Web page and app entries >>
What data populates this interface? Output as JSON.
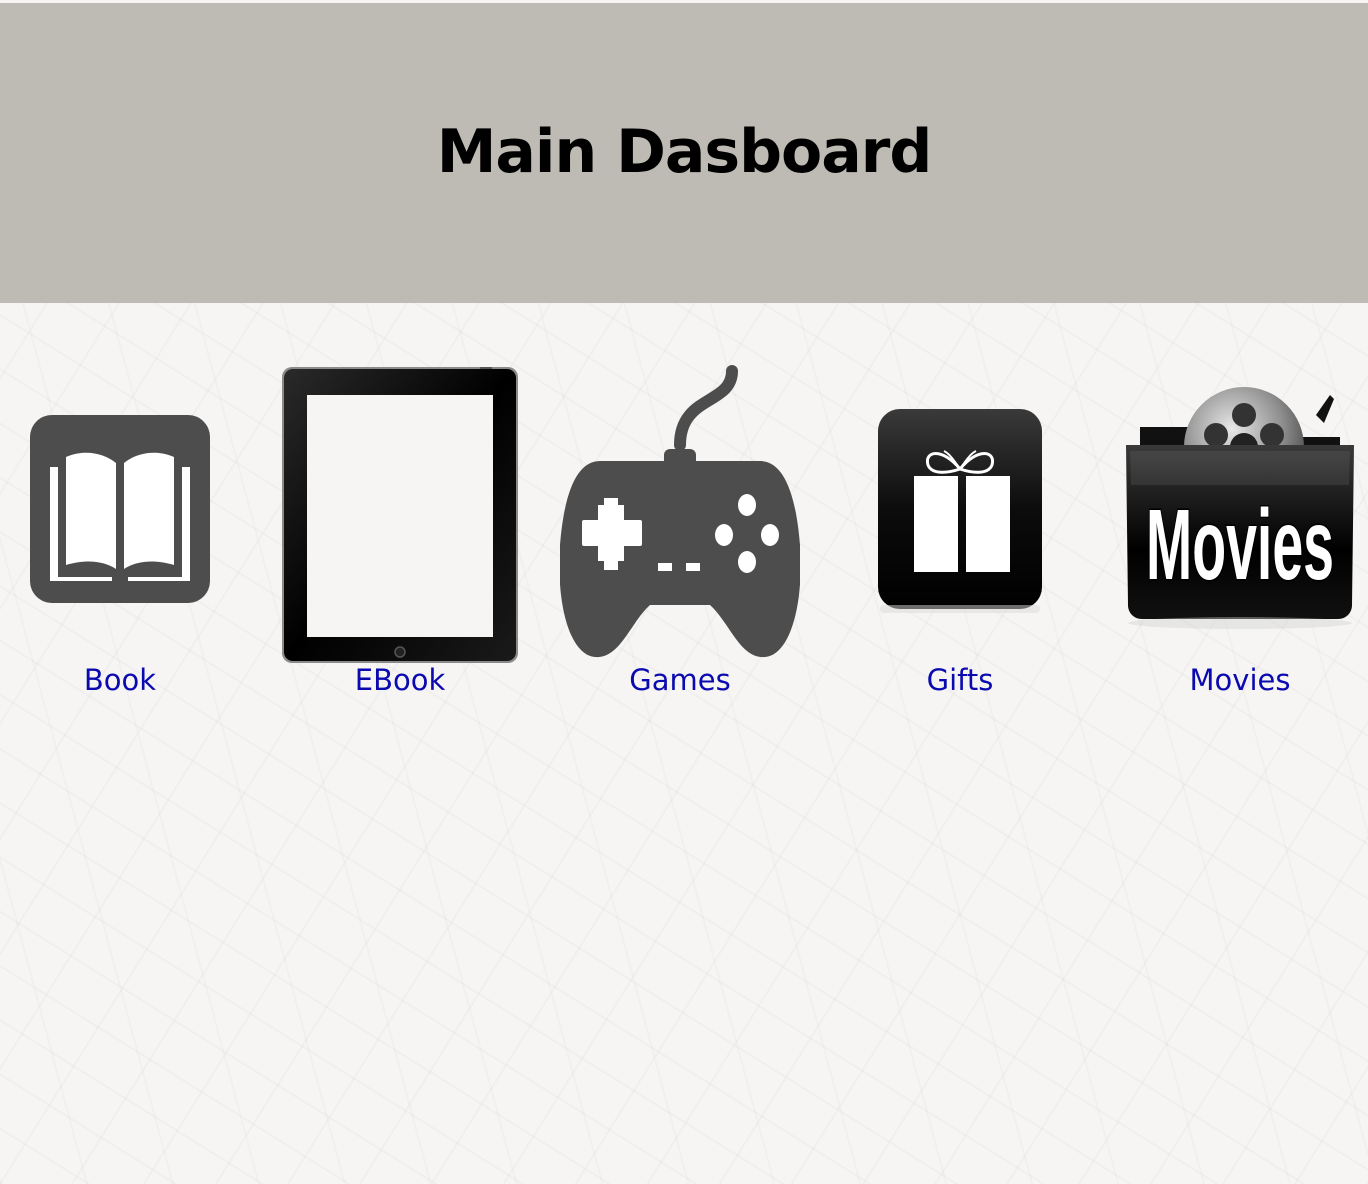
{
  "header": {
    "title": "Main Dasboard",
    "background_color": "#bebab4"
  },
  "tiles": [
    {
      "label": "Book",
      "icon": "open-book-icon"
    },
    {
      "label": "EBook",
      "icon": "tablet-icon"
    },
    {
      "label": "Games",
      "icon": "gamepad-icon"
    },
    {
      "label": "Gifts",
      "icon": "gift-icon"
    },
    {
      "label": "Movies",
      "icon": "movie-reel-icon",
      "icon_text": "Movies"
    }
  ],
  "colors": {
    "link": "#0a0ab0",
    "page_background": "#f6f5f3",
    "icon_dark": "#4d4d4d"
  }
}
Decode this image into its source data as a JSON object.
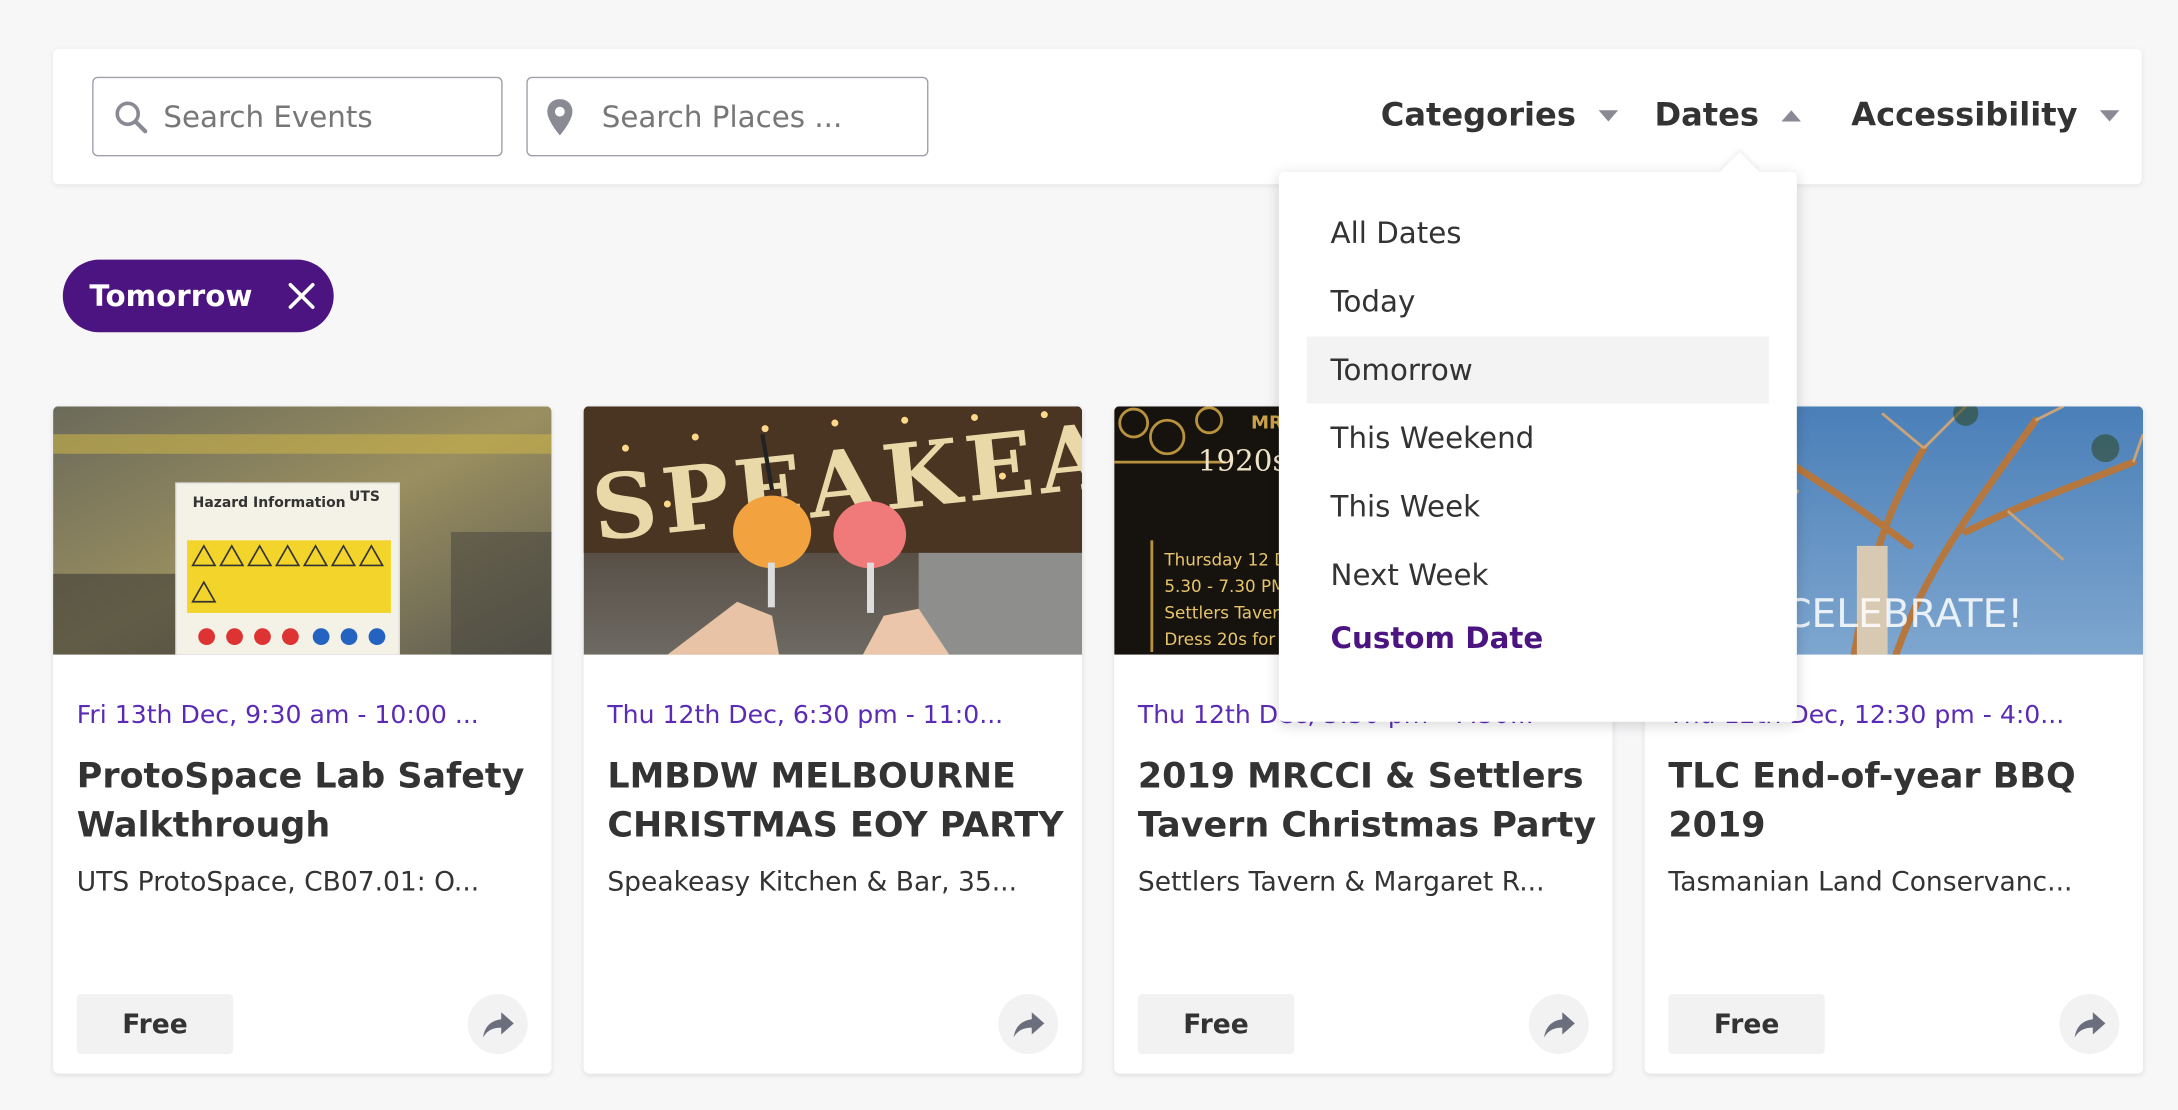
{
  "filters": {
    "search_events_placeholder": "Search Events",
    "search_places_placeholder": "Search Places ...",
    "categories_label": "Categories",
    "dates_label": "Dates",
    "accessibility_label": "Accessibility"
  },
  "active_chip": {
    "label": "Tomorrow"
  },
  "dates_menu": {
    "items": [
      "All Dates",
      "Today",
      "Tomorrow",
      "This Weekend",
      "This Week",
      "Next Week"
    ],
    "highlighted": "Tomorrow",
    "custom_label": "Custom Date"
  },
  "cards": [
    {
      "date": "Fri 13th Dec, 9:30 am - 10:00 ...",
      "title": "ProtoSpace Lab Safety Walkthrough",
      "venue": "UTS ProtoSpace, CB07.01: O...",
      "price": "Free",
      "image_text": [
        "Hazard Information",
        "UTS"
      ]
    },
    {
      "date": "Thu 12th Dec, 6:30 pm - 11:0...",
      "title": "LMBDW MELBOURNE CHRISTMAS EOY PARTY",
      "venue": "Speakeasy Kitchen & Bar, 35...",
      "price": "",
      "image_text": [
        "SPEAKEASY"
      ]
    },
    {
      "date": "Thu 12th Dec, 5:30 pm - 7:30...",
      "title": "2019 MRCCI & Settlers Tavern Christmas Party",
      "venue": "Settlers Tavern & Margaret R...",
      "price": "Free",
      "image_text": [
        "MR",
        "1920s",
        "Thursday 12 D",
        "5.30 - 7.30 PM",
        "Settlers Taver",
        "Dress 20s for"
      ]
    },
    {
      "date": "Thu 12th Dec, 12:30 pm - 4:0...",
      "title": "TLC End-of-year BBQ 2019",
      "venue": "Tasmanian Land Conservanc...",
      "price": "Free",
      "image_text": [
        "CELEBRATE!"
      ]
    }
  ],
  "colors": {
    "accent": "#4b1480",
    "date_text": "#5b2bb5",
    "background": "#f7f7f8"
  }
}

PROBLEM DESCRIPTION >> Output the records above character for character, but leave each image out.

ANSWER TO THIS EXERCISE >>
What data populates this interface? Output as JSON.
{
  "header": {
    "title": "Main Dasboard",
    "background_color": "#bebab4"
  },
  "tiles": [
    {
      "label": "Book",
      "icon": "open-book-icon"
    },
    {
      "label": "EBook",
      "icon": "tablet-icon"
    },
    {
      "label": "Games",
      "icon": "gamepad-icon"
    },
    {
      "label": "Gifts",
      "icon": "gift-icon"
    },
    {
      "label": "Movies",
      "icon": "movie-reel-icon",
      "icon_text": "Movies"
    }
  ],
  "colors": {
    "link": "#0a0ab0",
    "page_background": "#f6f5f3",
    "icon_dark": "#4d4d4d"
  }
}
Decode this image into its source data as a JSON object.
{
  "filters": {
    "search_events_placeholder": "Search Events",
    "search_places_placeholder": "Search Places ...",
    "categories_label": "Categories",
    "dates_label": "Dates",
    "accessibility_label": "Accessibility"
  },
  "active_chip": {
    "label": "Tomorrow"
  },
  "dates_menu": {
    "items": [
      "All Dates",
      "Today",
      "Tomorrow",
      "This Weekend",
      "This Week",
      "Next Week"
    ],
    "highlighted": "Tomorrow",
    "custom_label": "Custom Date"
  },
  "cards": [
    {
      "date": "Fri 13th Dec, 9:30 am - 10:00 ...",
      "title": "ProtoSpace Lab Safety Walkthrough",
      "venue": "UTS ProtoSpace, CB07.01: O...",
      "price": "Free",
      "image_text": [
        "Hazard Information",
        "UTS"
      ]
    },
    {
      "date": "Thu 12th Dec, 6:30 pm - 11:0...",
      "title": "LMBDW MELBOURNE CHRISTMAS EOY PARTY",
      "venue": "Speakeasy Kitchen & Bar, 35...",
      "price": "",
      "image_text": [
        "SPEAKEASY"
      ]
    },
    {
      "date": "Thu 12th Dec, 5:30 pm - 7:30...",
      "title": "2019 MRCCI & Settlers Tavern Christmas Party",
      "venue": "Settlers Tavern & Margaret R...",
      "price": "Free",
      "image_text": [
        "MR",
        "1920s",
        "Thursday 12 D",
        "5.30 - 7.30 PM",
        "Settlers Taver",
        "Dress 20s for"
      ]
    },
    {
      "date": "Thu 12th Dec, 12:30 pm - 4:0...",
      "title": "TLC End-of-year BBQ 2019",
      "venue": "Tasmanian Land Conservanc...",
      "price": "Free",
      "image_text": [
        "CELEBRATE!"
      ]
    }
  ],
  "colors": {
    "accent": "#4b1480",
    "date_text": "#5b2bb5",
    "background": "#f7f7f8"
  }
}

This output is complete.